An important remark was made during the presentation by the VP of Facebook:

“Technology does not need to estrange us from one another…”

Basically, Facebook’s intention with Places is to allow users to connect with each other in the real world when they’re away from their home or workplace. Interestingly, this was one of the issues many Christians have with social media; that it deforms and replaces real-world relationships. Facebook Places may help, and after watching the LIVE stream, here are 3 ways I think Facebook Places could assist Christians as they seek to be “salt and light” in the world around them.

1. Reconnect with old friends for real.

Facebook has allowed people to connect with old friends from high school, an old job, or those you’ve lost contact with after moving house. The problem with Facebook in its present form, is this “reconnection” is normally limited to the online world via messages, chats, and wall posts.

Now with Facebook Places, if you walk past a coffee shop, restaurant, or any public place where one of your “old friends” has “checked-in”, you’ll be notified. You can then walk up to them, face-to-face, have a coffee, and connect for real.

Aside from a re-kindled friendship, you now have a genuine opportunity to be salt and light, speaking of Christ and what He has done.

2. Share your church experience with your un-churched friends.

Un-churched? I’m referring to those who have not grown up in the church, or not had exposure to the church. That was me when I grew up, and is the case for many of my generation (at least in Australia).

Sadly, Christians can find it hard to say they were at church on Sunday when asked by a friend or co-worker, “How was your weekend?” This shouldn’t be the case, especially as the fear associated with talking about your life in Christ is often unfounded. In our weakness, Facebook Places could offer a way to help (but by no means be a replacement).

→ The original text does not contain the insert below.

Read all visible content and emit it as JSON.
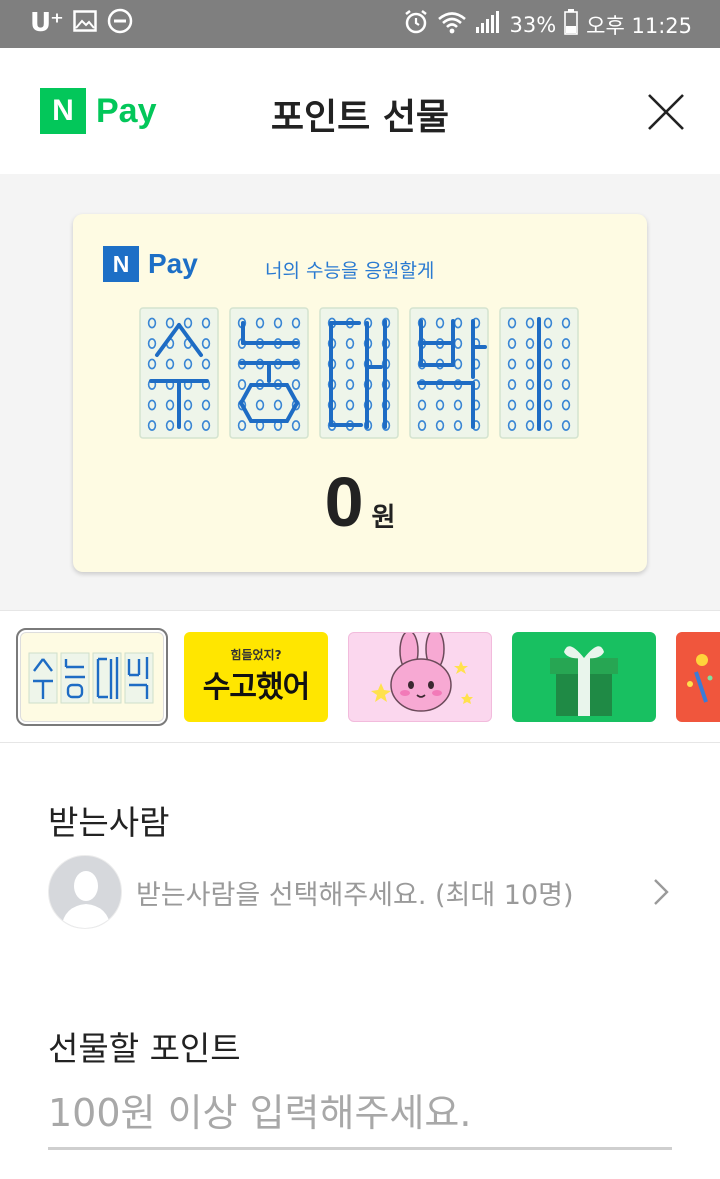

As you and other Christians “check-in” to church on a Sunday, or a Wednesday night study, all your friends will get a glimpse into your church experience. They’ll see where you spend your time, and that every Sunday, morning and night, you’re at church. It may open the door for further discussion, especially if you’ve just walked into the coffee shop they’re in (see point one). You’ll be surprised how many of the un-churched are happy to speak about Christianity and “church stuff”, even if they have to bring it up.

3. Encourage those walking by to visit your church.

You may have experienced a friend rejecting your invitation to church. Maybe they said yes, visited once, and then never returned. For many, the idea of going to church on a Sunday morning and forsaking a sleep-in is next to crazy. That said, there are those out and about on a Sunday morning, and especially the afternoon / evening, going for a jog, walking the dog, playing in the park. If your church meets in a more urban location, it is even more likely some of your friends are out and about near you at those times.

Imagine if when one of your friends happened to be in the area when you “checked-in” at church, they were notified. They might then decide to take you up on the offer you made previously, or return for a second visit.

This raises the question; would your church be happy for someone who was out for a jog, sweating and in jogging gear, to come in and hear the goods news of the gospel proclaimed?

To be continued…

There is much more that needs to be considered. There will no doubt be many ways this technology will be abused and concerns regarding user privacy. If you’re interested, here are some essential tips to adjust your privacy settings. I’ll likely visit this subject again once I’ve used it and it has been tested more fully.

Social media and online relationships should never replace or be a substitute for real-world relationships. Being “salt and light” cannot be restricted to pixels. However, Facebook Places may be a way to assist you being “salt and light” in a lost and dying world that desperately needs to hear about Jesus Christ.

Don’t forget to join the discussion on Facebook, follow me on Twitter, or add your thoughts in the comments below.


Here is the video demo Facebook streamed during their live announcement.